**What the task asks:** Below are records; count the lines in them that hold "threshold" and give only the count.

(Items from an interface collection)
-------------------------
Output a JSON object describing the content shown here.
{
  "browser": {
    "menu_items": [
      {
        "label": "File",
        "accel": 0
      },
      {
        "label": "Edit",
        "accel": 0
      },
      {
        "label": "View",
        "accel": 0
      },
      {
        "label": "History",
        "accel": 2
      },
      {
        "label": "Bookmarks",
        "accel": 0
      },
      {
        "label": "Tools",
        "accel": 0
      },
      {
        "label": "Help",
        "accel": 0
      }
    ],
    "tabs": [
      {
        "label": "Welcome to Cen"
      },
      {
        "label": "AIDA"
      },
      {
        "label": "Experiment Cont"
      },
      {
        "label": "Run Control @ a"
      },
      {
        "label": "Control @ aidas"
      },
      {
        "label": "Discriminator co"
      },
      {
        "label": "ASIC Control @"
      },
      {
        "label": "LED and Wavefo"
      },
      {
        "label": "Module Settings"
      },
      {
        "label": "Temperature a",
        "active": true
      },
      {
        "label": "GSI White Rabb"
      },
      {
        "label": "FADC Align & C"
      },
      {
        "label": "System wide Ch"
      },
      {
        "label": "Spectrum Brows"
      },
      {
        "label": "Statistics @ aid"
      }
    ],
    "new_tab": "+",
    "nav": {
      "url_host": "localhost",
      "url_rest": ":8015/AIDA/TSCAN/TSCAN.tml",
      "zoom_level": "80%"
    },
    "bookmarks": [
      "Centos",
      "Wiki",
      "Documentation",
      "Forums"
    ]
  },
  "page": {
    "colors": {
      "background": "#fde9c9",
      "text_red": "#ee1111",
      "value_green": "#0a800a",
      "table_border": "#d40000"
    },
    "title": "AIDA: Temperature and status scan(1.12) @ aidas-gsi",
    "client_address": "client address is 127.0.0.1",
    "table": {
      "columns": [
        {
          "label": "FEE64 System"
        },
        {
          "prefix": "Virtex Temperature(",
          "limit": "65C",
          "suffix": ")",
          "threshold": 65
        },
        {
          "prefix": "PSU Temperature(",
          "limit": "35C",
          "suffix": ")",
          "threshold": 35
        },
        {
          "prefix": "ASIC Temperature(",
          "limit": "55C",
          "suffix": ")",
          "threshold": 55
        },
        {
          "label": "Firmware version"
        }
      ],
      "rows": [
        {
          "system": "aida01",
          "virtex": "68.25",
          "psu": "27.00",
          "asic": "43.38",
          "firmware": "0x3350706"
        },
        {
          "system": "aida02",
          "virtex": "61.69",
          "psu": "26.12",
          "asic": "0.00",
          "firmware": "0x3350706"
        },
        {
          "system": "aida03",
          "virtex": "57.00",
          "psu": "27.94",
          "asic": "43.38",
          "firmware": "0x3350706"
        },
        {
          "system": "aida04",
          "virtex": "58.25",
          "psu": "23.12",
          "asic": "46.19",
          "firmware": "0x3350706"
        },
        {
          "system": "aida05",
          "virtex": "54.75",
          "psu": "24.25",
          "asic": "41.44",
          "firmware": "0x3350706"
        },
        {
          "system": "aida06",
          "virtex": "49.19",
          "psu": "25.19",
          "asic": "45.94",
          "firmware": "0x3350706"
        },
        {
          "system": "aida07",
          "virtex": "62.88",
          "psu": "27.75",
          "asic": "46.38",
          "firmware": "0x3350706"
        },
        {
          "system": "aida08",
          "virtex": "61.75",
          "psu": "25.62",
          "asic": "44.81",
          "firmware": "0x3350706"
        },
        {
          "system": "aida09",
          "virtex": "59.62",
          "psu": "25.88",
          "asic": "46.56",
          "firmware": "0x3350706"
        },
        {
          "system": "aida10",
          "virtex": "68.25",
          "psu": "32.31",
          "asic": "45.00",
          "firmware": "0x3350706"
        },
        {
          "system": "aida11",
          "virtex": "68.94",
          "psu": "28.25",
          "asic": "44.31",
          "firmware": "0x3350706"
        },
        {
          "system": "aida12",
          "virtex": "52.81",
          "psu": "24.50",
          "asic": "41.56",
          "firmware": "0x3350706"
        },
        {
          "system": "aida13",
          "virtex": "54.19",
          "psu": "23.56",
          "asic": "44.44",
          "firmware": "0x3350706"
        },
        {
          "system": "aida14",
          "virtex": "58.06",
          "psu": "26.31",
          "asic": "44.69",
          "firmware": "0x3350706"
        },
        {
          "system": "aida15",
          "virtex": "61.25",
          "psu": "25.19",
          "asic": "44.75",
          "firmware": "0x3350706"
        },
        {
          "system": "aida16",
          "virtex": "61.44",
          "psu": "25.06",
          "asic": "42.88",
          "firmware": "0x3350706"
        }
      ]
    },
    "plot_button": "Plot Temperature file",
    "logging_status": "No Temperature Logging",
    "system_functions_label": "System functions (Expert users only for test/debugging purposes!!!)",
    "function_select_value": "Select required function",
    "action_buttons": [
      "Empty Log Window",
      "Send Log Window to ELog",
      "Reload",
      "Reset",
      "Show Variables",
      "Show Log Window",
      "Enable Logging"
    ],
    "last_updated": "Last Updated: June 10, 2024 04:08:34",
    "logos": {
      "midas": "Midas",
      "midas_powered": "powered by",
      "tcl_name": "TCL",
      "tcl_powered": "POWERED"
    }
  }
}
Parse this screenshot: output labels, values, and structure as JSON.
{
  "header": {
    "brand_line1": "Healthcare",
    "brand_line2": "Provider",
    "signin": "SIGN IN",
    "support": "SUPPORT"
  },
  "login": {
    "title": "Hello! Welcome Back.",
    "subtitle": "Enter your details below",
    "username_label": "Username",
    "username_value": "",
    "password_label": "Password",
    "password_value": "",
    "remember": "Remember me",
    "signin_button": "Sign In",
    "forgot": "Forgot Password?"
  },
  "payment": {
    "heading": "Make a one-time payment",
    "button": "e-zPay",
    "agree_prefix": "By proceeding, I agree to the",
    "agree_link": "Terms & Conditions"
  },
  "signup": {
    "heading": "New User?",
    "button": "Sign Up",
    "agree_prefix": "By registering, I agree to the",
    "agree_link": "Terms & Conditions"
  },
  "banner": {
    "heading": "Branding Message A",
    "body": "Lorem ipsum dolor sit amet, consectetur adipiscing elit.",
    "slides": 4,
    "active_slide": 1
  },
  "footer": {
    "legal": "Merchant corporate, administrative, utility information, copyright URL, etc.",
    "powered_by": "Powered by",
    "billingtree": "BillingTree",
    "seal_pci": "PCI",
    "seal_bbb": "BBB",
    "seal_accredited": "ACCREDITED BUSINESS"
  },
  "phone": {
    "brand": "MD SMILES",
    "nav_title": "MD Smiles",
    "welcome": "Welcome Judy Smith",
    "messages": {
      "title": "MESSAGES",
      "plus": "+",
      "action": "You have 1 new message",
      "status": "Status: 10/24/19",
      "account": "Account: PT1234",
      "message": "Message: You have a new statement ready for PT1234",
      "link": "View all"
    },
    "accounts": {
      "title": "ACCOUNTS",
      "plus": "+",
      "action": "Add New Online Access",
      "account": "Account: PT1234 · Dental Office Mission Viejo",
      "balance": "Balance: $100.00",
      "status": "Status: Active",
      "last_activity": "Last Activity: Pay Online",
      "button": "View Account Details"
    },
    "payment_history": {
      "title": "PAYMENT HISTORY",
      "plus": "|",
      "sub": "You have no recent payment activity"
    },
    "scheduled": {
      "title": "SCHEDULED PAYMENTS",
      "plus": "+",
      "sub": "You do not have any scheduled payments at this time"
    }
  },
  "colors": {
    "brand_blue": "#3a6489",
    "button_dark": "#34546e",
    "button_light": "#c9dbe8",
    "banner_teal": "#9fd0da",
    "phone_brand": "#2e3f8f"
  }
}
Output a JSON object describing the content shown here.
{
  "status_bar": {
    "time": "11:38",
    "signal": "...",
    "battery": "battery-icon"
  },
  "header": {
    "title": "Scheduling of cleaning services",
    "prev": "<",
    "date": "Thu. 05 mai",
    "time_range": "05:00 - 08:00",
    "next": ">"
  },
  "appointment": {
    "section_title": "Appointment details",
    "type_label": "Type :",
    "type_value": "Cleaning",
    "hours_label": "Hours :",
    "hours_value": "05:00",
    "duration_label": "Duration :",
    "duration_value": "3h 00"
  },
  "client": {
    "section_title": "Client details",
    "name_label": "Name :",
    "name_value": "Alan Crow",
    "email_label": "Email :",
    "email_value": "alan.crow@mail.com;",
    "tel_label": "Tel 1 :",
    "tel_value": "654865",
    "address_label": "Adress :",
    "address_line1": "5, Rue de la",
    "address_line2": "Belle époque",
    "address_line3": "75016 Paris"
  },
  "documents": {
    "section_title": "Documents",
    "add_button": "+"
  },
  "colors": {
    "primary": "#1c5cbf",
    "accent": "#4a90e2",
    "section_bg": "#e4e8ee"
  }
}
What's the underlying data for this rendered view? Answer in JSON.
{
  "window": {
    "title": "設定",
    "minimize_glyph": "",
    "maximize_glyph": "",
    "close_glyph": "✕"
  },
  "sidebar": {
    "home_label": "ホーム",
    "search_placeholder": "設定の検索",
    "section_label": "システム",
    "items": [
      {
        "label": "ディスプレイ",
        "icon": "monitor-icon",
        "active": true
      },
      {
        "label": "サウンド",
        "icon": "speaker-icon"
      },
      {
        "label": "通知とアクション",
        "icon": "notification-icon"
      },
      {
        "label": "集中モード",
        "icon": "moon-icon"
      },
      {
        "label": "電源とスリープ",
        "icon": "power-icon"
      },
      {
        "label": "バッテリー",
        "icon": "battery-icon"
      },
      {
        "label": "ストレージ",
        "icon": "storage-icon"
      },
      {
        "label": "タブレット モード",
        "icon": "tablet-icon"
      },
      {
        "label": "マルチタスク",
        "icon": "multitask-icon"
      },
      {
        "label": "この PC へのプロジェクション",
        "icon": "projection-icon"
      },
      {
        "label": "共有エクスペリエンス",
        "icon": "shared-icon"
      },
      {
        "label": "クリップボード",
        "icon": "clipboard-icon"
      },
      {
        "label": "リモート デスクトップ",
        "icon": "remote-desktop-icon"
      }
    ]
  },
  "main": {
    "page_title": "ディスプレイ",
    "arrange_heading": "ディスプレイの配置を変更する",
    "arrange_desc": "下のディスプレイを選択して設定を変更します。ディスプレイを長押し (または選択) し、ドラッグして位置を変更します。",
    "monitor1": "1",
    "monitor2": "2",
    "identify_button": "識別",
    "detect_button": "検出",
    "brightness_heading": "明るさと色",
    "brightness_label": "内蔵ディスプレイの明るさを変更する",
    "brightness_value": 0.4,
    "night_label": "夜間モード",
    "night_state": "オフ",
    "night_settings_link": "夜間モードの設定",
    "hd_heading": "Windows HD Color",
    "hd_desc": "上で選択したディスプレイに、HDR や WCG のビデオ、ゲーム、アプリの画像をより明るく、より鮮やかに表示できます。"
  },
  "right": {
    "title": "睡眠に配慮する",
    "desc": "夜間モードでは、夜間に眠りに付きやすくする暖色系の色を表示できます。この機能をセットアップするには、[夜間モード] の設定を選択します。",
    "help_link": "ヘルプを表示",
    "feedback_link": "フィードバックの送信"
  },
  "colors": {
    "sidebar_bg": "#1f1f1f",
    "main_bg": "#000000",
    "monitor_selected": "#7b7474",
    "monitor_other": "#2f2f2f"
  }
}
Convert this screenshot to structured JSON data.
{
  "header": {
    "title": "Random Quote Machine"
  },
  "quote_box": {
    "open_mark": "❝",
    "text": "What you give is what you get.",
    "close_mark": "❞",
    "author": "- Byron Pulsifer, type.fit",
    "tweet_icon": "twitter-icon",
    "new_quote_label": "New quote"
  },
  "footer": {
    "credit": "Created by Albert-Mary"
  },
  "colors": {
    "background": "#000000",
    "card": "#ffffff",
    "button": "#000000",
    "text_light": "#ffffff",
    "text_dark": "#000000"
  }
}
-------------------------
**Answer section:** 3